* [Element data from apps and pages]
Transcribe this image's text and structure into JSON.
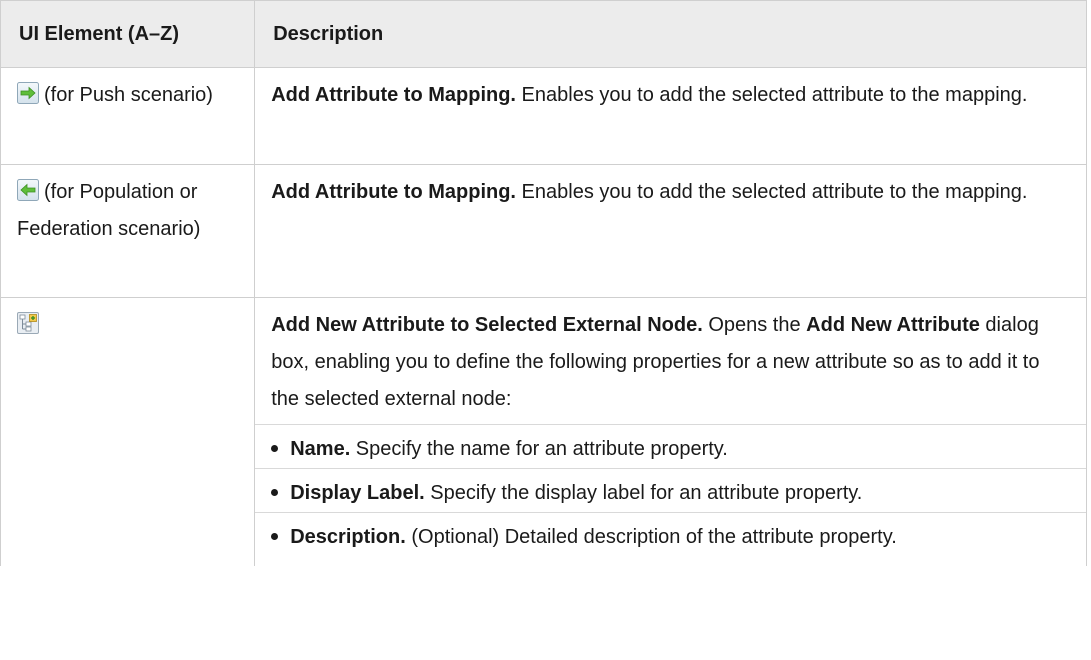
{
  "table": {
    "headers": {
      "element": "UI Element (A–Z)",
      "description": "Description"
    },
    "rows": [
      {
        "icon": "green-arrow-right-icon",
        "element_text": "(for Push scenario)",
        "desc_bold": "Add Attribute to Mapping.",
        "desc_text": " Enables you to add the selected attribute to the mapping."
      },
      {
        "icon": "green-arrow-left-icon",
        "element_text": "(for Population or Federation scenario)",
        "desc_bold": "Add Attribute to Mapping.",
        "desc_text": " Enables you to add the selected attribute to the mapping."
      },
      {
        "icon": "add-new-attribute-icon",
        "element_text": "",
        "desc_bold": "Add New Attribute to Selected External Node.",
        "desc_text_1": " Opens the ",
        "desc_bold_2": "Add New Attribute",
        "desc_text_2": " dialog box, enabling you to define the following properties for a new attribute so as to add it to the selected external node:",
        "bullets": [
          {
            "bold": "Name.",
            "text": " Specify the name for an attribute property."
          },
          {
            "bold": "Display Label.",
            "text": " Specify the display label for an attribute property."
          },
          {
            "bold": "Description.",
            "text": " (Optional) Detailed description of the attribute property."
          }
        ]
      }
    ]
  }
}
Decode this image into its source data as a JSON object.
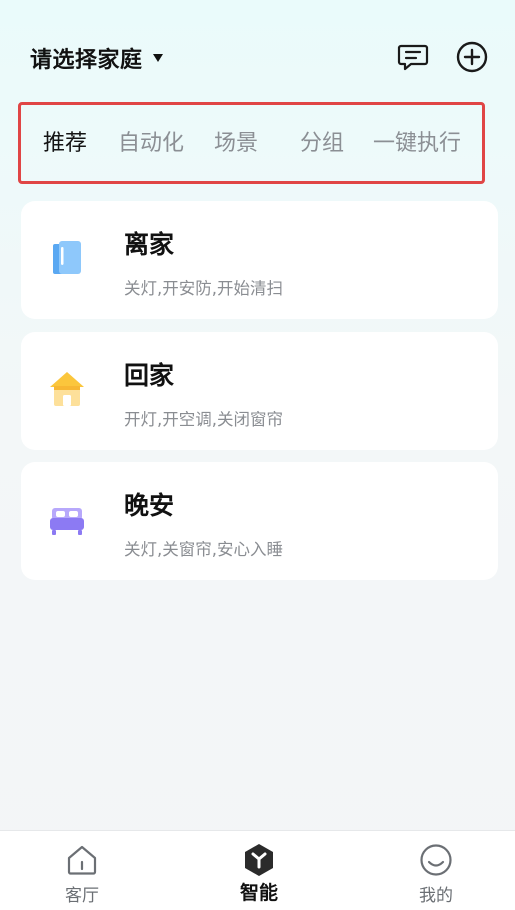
{
  "header": {
    "family_select_label": "请选择家庭",
    "icons": [
      "message-icon",
      "add-circle-icon"
    ]
  },
  "tabs": [
    {
      "label": "推荐",
      "active": true
    },
    {
      "label": "自动化",
      "active": false
    },
    {
      "label": "场景",
      "active": false
    },
    {
      "label": "分组",
      "active": false
    },
    {
      "label": "一键执行",
      "active": false
    }
  ],
  "scenes": [
    {
      "title": "离家",
      "description": "关灯,开安防,开始清扫",
      "icon": "door-icon"
    },
    {
      "title": "回家",
      "description": "开灯,开空调,关闭窗帘",
      "icon": "house-icon"
    },
    {
      "title": "晚安",
      "description": "关灯,关窗帘,安心入睡",
      "icon": "bed-icon"
    }
  ],
  "bottom_nav": [
    {
      "label": "客厅",
      "icon": "home-outline-icon",
      "active": false
    },
    {
      "label": "智能",
      "icon": "smart-hex-icon",
      "active": true
    },
    {
      "label": "我的",
      "icon": "smiley-face-icon",
      "active": false
    }
  ],
  "colors": {
    "highlight_border": "#e04545",
    "door_icon": "#5aa8f2",
    "house_icon": "#f7c254",
    "bed_icon": "#8c7af3"
  }
}
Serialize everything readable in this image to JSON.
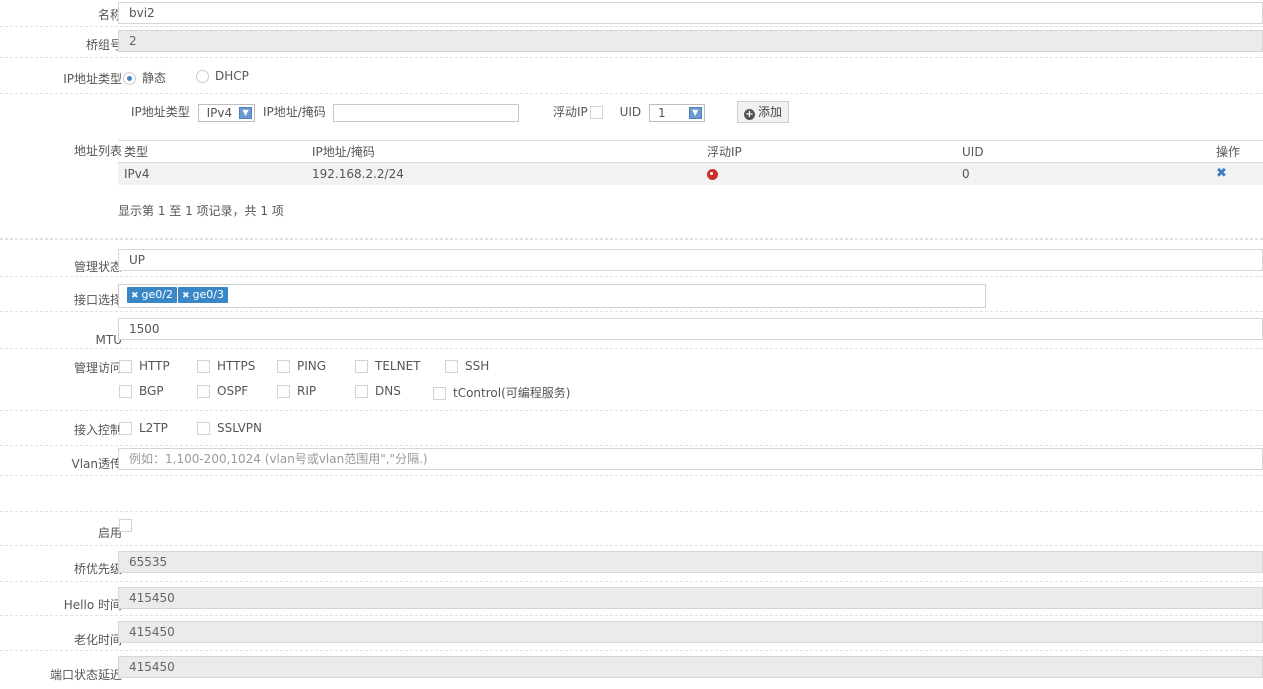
{
  "name": {
    "label": "名称",
    "value": "bvi2"
  },
  "bridge_group": {
    "label": "桥组号",
    "value": "2"
  },
  "ip_type": {
    "label": "IP地址类型",
    "options": [
      "静态",
      "DHCP"
    ],
    "selected": "静态"
  },
  "address_form": {
    "ip_type_label": "IP地址类型",
    "ip_type_value": "IPv4",
    "ip_mask_label": "IP地址/掩码",
    "floating_ip_label": "浮动IP",
    "uid_label": "UID",
    "uid_value": "1",
    "add_label": "添加"
  },
  "address_list": {
    "label": "地址列表",
    "columns": [
      "类型",
      "IP地址/掩码",
      "浮动IP",
      "UID",
      "操作"
    ],
    "rows": [
      {
        "type": "IPv4",
        "ip": "192.168.2.2/24",
        "uid": "0"
      }
    ],
    "summary": "显示第 1 至 1 项记录，共 1 项"
  },
  "admin_status": {
    "label": "管理状态",
    "value": "UP"
  },
  "interfaces": {
    "label": "接口选择",
    "tags": [
      "ge0/2",
      "ge0/3"
    ]
  },
  "mtu": {
    "label": "MTU",
    "value": "1500"
  },
  "mgmt_access": {
    "label": "管理访问",
    "row1": [
      "HTTP",
      "HTTPS",
      "PING",
      "TELNET",
      "SSH"
    ],
    "row2": [
      "BGP",
      "OSPF",
      "RIP",
      "DNS",
      "tControl(可编程服务)"
    ]
  },
  "access_control": {
    "label": "接入控制",
    "options": [
      "L2TP",
      "SSLVPN"
    ]
  },
  "vlan": {
    "label": "Vlan透传",
    "placeholder": "例如：1,100-200,1024 (vlan号或vlan范围用\",\"分隔.)"
  },
  "enable": {
    "label": "启用"
  },
  "bridge_priority": {
    "label": "桥优先级",
    "value": "65535"
  },
  "hello_time": {
    "label": "Hello 时间",
    "value": "415450"
  },
  "aging_time": {
    "label": "老化时间",
    "value": "415450"
  },
  "port_delay": {
    "label": "端口状态延迟",
    "value": "415450"
  },
  "colors": {
    "accent": "#3a87c8",
    "readonly_bg": "#ebebeb",
    "delete_red": "#c9302c"
  }
}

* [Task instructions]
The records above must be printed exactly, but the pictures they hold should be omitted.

* [Result for this exercise]
Transcribe this image's text and structure into JSON.
{
  "table": {
    "headers": {
      "element": "UI Element (A–Z)",
      "description": "Description"
    },
    "rows": [
      {
        "icon": "green-arrow-right-icon",
        "element_text": "(for Push scenario)",
        "desc_bold": "Add Attribute to Mapping.",
        "desc_text": " Enables you to add the selected attribute to the mapping."
      },
      {
        "icon": "green-arrow-left-icon",
        "element_text": "(for Population or Federation scenario)",
        "desc_bold": "Add Attribute to Mapping.",
        "desc_text": " Enables you to add the selected attribute to the mapping."
      },
      {
        "icon": "add-new-attribute-icon",
        "element_text": "",
        "desc_bold": "Add New Attribute to Selected External Node.",
        "desc_text_1": " Opens the ",
        "desc_bold_2": "Add New Attribute",
        "desc_text_2": " dialog box, enabling you to define the following properties for a new attribute so as to add it to the selected external node:",
        "bullets": [
          {
            "bold": "Name.",
            "text": " Specify the name for an attribute property."
          },
          {
            "bold": "Display Label.",
            "text": " Specify the display label for an attribute property."
          },
          {
            "bold": "Description.",
            "text": " (Optional) Detailed description of the attribute property."
          }
        ]
      }
    ]
  }
}
Decode this image into its source data as a JSON object.
{
  "header": {
    "family_select_label": "请选择家庭",
    "icons": [
      "message-icon",
      "add-circle-icon"
    ]
  },
  "tabs": [
    {
      "label": "推荐",
      "active": true
    },
    {
      "label": "自动化",
      "active": false
    },
    {
      "label": "场景",
      "active": false
    },
    {
      "label": "分组",
      "active": false
    },
    {
      "label": "一键执行",
      "active": false
    }
  ],
  "scenes": [
    {
      "title": "离家",
      "description": "关灯,开安防,开始清扫",
      "icon": "door-icon"
    },
    {
      "title": "回家",
      "description": "开灯,开空调,关闭窗帘",
      "icon": "house-icon"
    },
    {
      "title": "晚安",
      "description": "关灯,关窗帘,安心入睡",
      "icon": "bed-icon"
    }
  ],
  "bottom_nav": [
    {
      "label": "客厅",
      "icon": "home-outline-icon",
      "active": false
    },
    {
      "label": "智能",
      "icon": "smart-hex-icon",
      "active": true
    },
    {
      "label": "我的",
      "icon": "smiley-face-icon",
      "active": false
    }
  ],
  "colors": {
    "highlight_border": "#e04545",
    "door_icon": "#5aa8f2",
    "house_icon": "#f7c254",
    "bed_icon": "#8c7af3"
  }
}
Serialize everything readable in this image to JSON.
{
  "name": {
    "label": "名称",
    "value": "bvi2"
  },
  "bridge_group": {
    "label": "桥组号",
    "value": "2"
  },
  "ip_type": {
    "label": "IP地址类型",
    "options": [
      "静态",
      "DHCP"
    ],
    "selected": "静态"
  },
  "address_form": {
    "ip_type_label": "IP地址类型",
    "ip_type_value": "IPv4",
    "ip_mask_label": "IP地址/掩码",
    "floating_ip_label": "浮动IP",
    "uid_label": "UID",
    "uid_value": "1",
    "add_label": "添加"
  },
  "address_list": {
    "label": "地址列表",
    "columns": [
      "类型",
      "IP地址/掩码",
      "浮动IP",
      "UID",
      "操作"
    ],
    "rows": [
      {
        "type": "IPv4",
        "ip": "192.168.2.2/24",
        "uid": "0"
      }
    ],
    "summary": "显示第 1 至 1 项记录，共 1 项"
  },
  "admin_status": {
    "label": "管理状态",
    "value": "UP"
  },
  "interfaces": {
    "label": "接口选择",
    "tags": [
      "ge0/2",
      "ge0/3"
    ]
  },
  "mtu": {
    "label": "MTU",
    "value": "1500"
  },
  "mgmt_access": {
    "label": "管理访问",
    "row1": [
      "HTTP",
      "HTTPS",
      "PING",
      "TELNET",
      "SSH"
    ],
    "row2": [
      "BGP",
      "OSPF",
      "RIP",
      "DNS",
      "tControl(可编程服务)"
    ]
  },
  "access_control": {
    "label": "接入控制",
    "options": [
      "L2TP",
      "SSLVPN"
    ]
  },
  "vlan": {
    "label": "Vlan透传",
    "placeholder": "例如：1,100-200,1024 (vlan号或vlan范围用\",\"分隔.)"
  },
  "enable": {
    "label": "启用"
  },
  "bridge_priority": {
    "label": "桥优先级",
    "value": "65535"
  },
  "hello_time": {
    "label": "Hello 时间",
    "value": "415450"
  },
  "aging_time": {
    "label": "老化时间",
    "value": "415450"
  },
  "port_delay": {
    "label": "端口状态延迟",
    "value": "415450"
  },
  "colors": {
    "accent": "#3a87c8",
    "readonly_bg": "#ebebeb",
    "delete_red": "#c9302c"
  }
}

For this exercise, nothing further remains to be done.